1996 Breeders' Cup winner, 30-year-old Alphabet Soup, enjoying some grass with his best friend, Gorgeous George the donkey, at Old Friends Thoroughbred Retirement Farm. Laura Battles / Paulick Report photo.
In The News

Remember Alphabet Soup, the gorgeous grey ghost that posted a shocking upset in the 1996 Breeders' Cup Classic at Woodbine? He turned 30 this year at Old Friends Thoroughbred Retirement Farm, a hybrid living history museum and horsey petting zoo, in Georgetown, Kentucky, and what a life he has had! The retired sire of 18 crops lives on, thanks to a lifetime of extraordinary care and perhaps because of his bromance with a different kind of equid. His best friend and protector, Gorgeous George, is a donkey. More from writer Liane Crossley and the Paulick Report here.
Road to the Kentucky Derby 2022
  • Dec. 4 - Remsen - Aqueduct
  • Dec. 17 - Springboard Mile - Remington
  • Dec. 18 - Los Alamitos Futurity
  • Dec. 26 - Gun Runner - Fair Grounds

Full list of Kentucky Derby prep races here
Carryover Watch & Programs
"I Won Bigg" Betting Group - Saturdays at ASD
The "I Won Bigg" betting group meets every Saturday at 10:30 a.m. in the ASD Clubhouse. Leading the discussions are veteran handicappers Ivan Bigg and Larry Liebrecht. This week the group will focus their efforts on Woodbine and Tampa Bay. $20 buys you a share in this week's ticket. Email Larry at for more information.
NFL Week 13 with TravyFootball
Cowboys over Saints (tonight): Both of these teams are currently on losing streaks, so something has to give here. It sounds like the Saints will give Taysom Hill the start at QB over Trevor Siemian, who has failed to impress ever since Jameis Winston was injured. Dallas, on the other hand, will head into this game without the services of their head coach, Mike McCarthy, plus several other assistant coaches who are out due to COVID protocol. Some GOOD news for the Cowboys is that their top two receivers, Cee Dee Lamb and Amari Cooper, should return after missing the previous two games. 
Chiefs over Broncos (Sunday night): The Chiefs should be well rested and ready to make their second-half push to lockdown a playoff spot against the Broncos, who have been the most inconsistent team over the past month. They destroyed the Cowboys in Week 9, then got destroyed by the Eagles in Week 10, then destroyed the Chargers in Week 12. I don’t know which version of the Broncos will show up against the Chiefs, but it better be the good one. The winner of this one will take over the AFC West Division lead. 
Bills over Patriots (Monday night): Snow is in the forecast for this one, which always makes games more fun to watch. This is easily the game of the week and will answer many questions that are on the minds of fans. Are the Patriots back? Is Buffalo the new team to beat in the AFC East? Will rookie QB Mac Jones be able to handle the pressure of a prime time matchup against a division rival? Will Josh Allen have another poor performance against a good quality team? So many questions, and they will all be answered on Monday night. 
The Best of Bob
by ASD Historian Bob Gates
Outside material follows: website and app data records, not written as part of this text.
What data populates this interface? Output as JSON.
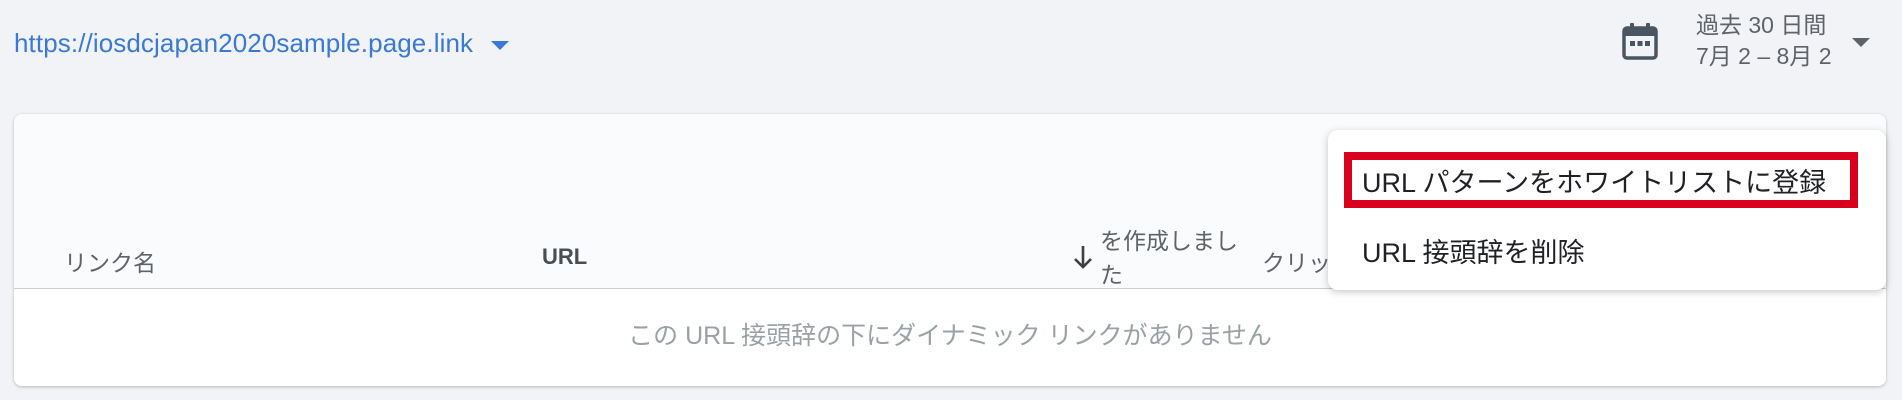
{
  "header": {
    "domain": "https://iosdcjapan2020sample.page.link",
    "date_range_label": "過去 30 日間",
    "date_range_value": "7月 2 – 8月 2",
    "icons": {
      "domain_dropdown": "caret-down-icon",
      "calendar": "calendar-icon",
      "date_dropdown": "caret-down-icon"
    }
  },
  "table": {
    "columns": [
      {
        "label": "リンク名"
      },
      {
        "label": "URL"
      },
      {
        "label": "を作成しました",
        "sort_icon": "arrow-down-icon"
      },
      {
        "label": "クリッ"
      }
    ],
    "empty_message": "この URL 接頭辞の下にダイナミック リンクがありません"
  },
  "menu": {
    "items": [
      {
        "label": "URL パターンをホワイトリストに登録",
        "highlighted": true
      },
      {
        "label": "URL 接頭辞を削除",
        "highlighted": false
      }
    ]
  },
  "colors": {
    "link": "#3a79d6",
    "highlight_border": "#d9001b",
    "background": "#f1f3f6"
  }
}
Trainer Bob Watt was around a racetrack in seven different decades and conditioned the likes of equine stars Fort Garry, Victory Gift and Light Dust. This week's "Best of Bob" is a must-read as he recounts the life of Bob "Boo Boo" Watt here. (from May 2018)
Light Dust wins Tweeworth Plate on June 15, 1957. Trainer Bob Watt accepts the trophy platter for his favourite horse.
Coming Soon . . .
Where are they now? We will regulary check-in on ASD trainers and horses as they race south of the border this winter.
We would love to hear from you! Email your comments and/or suggestions to